**Exercise goal:**
Each entry that follows should be retyped in full and exactly.

**Given information:**
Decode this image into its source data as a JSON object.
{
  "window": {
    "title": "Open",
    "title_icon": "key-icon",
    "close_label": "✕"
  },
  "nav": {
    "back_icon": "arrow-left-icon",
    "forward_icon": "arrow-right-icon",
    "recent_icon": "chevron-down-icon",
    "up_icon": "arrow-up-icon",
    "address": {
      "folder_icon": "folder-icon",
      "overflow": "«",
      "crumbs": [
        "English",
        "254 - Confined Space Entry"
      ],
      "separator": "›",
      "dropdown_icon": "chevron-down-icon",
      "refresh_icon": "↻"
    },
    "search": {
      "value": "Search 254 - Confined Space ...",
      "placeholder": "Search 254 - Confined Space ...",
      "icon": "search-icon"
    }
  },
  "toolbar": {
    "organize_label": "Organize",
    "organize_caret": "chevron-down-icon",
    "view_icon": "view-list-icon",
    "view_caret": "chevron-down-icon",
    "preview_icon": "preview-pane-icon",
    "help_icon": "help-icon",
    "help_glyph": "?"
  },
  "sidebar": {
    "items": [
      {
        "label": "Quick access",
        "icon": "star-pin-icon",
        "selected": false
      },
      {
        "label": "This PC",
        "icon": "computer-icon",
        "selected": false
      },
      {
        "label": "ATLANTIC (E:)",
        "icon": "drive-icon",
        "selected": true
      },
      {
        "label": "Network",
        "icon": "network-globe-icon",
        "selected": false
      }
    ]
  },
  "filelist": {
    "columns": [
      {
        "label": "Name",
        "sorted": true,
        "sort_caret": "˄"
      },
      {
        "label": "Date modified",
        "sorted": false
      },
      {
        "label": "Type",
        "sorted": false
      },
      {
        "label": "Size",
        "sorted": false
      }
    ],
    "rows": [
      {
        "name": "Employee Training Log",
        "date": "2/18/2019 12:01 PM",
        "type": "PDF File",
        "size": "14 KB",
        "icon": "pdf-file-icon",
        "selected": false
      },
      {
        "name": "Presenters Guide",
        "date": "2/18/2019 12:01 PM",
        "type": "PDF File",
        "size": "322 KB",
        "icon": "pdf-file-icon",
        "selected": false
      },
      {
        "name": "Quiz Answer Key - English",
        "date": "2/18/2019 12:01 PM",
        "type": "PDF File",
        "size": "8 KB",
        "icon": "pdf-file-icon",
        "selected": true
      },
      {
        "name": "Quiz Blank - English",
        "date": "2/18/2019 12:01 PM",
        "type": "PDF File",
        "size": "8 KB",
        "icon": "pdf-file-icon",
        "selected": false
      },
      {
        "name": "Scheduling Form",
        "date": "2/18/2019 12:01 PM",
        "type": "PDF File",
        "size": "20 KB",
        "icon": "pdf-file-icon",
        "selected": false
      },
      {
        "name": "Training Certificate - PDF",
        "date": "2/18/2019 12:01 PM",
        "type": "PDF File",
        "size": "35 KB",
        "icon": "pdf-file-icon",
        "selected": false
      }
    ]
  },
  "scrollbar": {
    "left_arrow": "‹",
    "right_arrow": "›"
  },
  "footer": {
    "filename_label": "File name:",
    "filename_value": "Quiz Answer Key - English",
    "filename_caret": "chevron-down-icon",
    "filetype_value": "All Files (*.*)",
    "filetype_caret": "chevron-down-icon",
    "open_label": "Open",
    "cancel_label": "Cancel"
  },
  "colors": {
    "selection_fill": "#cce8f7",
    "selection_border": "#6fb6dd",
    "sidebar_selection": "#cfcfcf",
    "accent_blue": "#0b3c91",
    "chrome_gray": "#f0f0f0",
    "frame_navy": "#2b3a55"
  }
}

**Solved problem:**
Decode this image into its source data as a JSON object.
{
  "window": {
    "title": "Open",
    "title_icon": "key-icon",
    "close_label": "✕"
  },
  "nav": {
    "back_icon": "arrow-left-icon",
    "forward_icon": "arrow-right-icon",
    "recent_icon": "chevron-down-icon",
    "up_icon": "arrow-up-icon",
    "address": {
      "folder_icon": "folder-icon",
      "overflow": "«",
      "crumbs": [
        "English",
        "254 - Confined Space Entry"
      ],
      "separator": "›",
      "dropdown_icon": "chevron-down-icon",
      "refresh_icon": "↻"
    },
    "search": {
      "value": "Search 254 - Confined Space ...",
      "placeholder": "Search 254 - Confined Space ...",
      "icon": "search-icon"
    }
  },
  "toolbar": {
    "organize_label": "Organize",
    "organize_caret": "chevron-down-icon",
    "view_icon": "view-list-icon",
    "view_caret": "chevron-down-icon",
    "preview_icon": "preview-pane-icon",
    "help_icon": "help-icon",
    "help_glyph": "?"
  },
  "sidebar": {
    "items": [
      {
        "label": "Quick access",
        "icon": "star-pin-icon",
        "selected": false
      },
      {
        "label": "This PC",
        "icon": "computer-icon",
        "selected": false
      },
      {
        "label": "ATLANTIC (E:)",
        "icon": "drive-icon",
        "selected": true
      },
      {
        "label": "Network",
        "icon": "network-globe-icon",
        "selected": false
      }
    ]
  },
  "filelist": {
    "columns": [
      {
        "label": "Name",
        "sorted": true,
        "sort_caret": "˄"
      },
      {
        "label": "Date modified",
        "sorted": false
      },
      {
        "label": "Type",
        "sorted": false
      },
      {
        "label": "Size",
        "sorted": false
      }
    ],
    "rows": [
      {
        "name": "Employee Training Log",
        "date": "2/18/2019 12:01 PM",
        "type": "PDF File",
        "size": "14 KB",
        "icon": "pdf-file-icon",
        "selected": false
      },
      {
        "name": "Presenters Guide",
        "date": "2/18/2019 12:01 PM",
        "type": "PDF File",
        "size": "322 KB",
        "icon": "pdf-file-icon",
        "selected": false
      },
      {
        "name": "Quiz Answer Key - English",
        "date": "2/18/2019 12:01 PM",
        "type": "PDF File",
        "size": "8 KB",
        "icon": "pdf-file-icon",
        "selected": true
      },
      {
        "name": "Quiz Blank - English",
        "date": "2/18/2019 12:01 PM",
        "type": "PDF File",
        "size": "8 KB",
        "icon": "pdf-file-icon",
        "selected": false
      },
      {
        "name": "Scheduling Form",
        "date": "2/18/2019 12:01 PM",
        "type": "PDF File",
        "size": "20 KB",
        "icon": "pdf-file-icon",
        "selected": false
      },
      {
        "name": "Training Certificate - PDF",
        "date": "2/18/2019 12:01 PM",
        "type": "PDF File",
        "size": "35 KB",
        "icon": "pdf-file-icon",
        "selected": false
      }
    ]
  },
  "scrollbar": {
    "left_arrow": "‹",
    "right_arrow": "›"
  },
  "footer": {
    "filename_label": "File name:",
    "filename_value": "Quiz Answer Key - English",
    "filename_caret": "chevron-down-icon",
    "filetype_value": "All Files (*.*)",
    "filetype_caret": "chevron-down-icon",
    "open_label": "Open",
    "cancel_label": "Cancel"
  },
  "colors": {
    "selection_fill": "#cce8f7",
    "selection_border": "#6fb6dd",
    "sidebar_selection": "#cfcfcf",
    "accent_blue": "#0b3c91",
    "chrome_gray": "#f0f0f0",
    "frame_navy": "#2b3a55"
  }
}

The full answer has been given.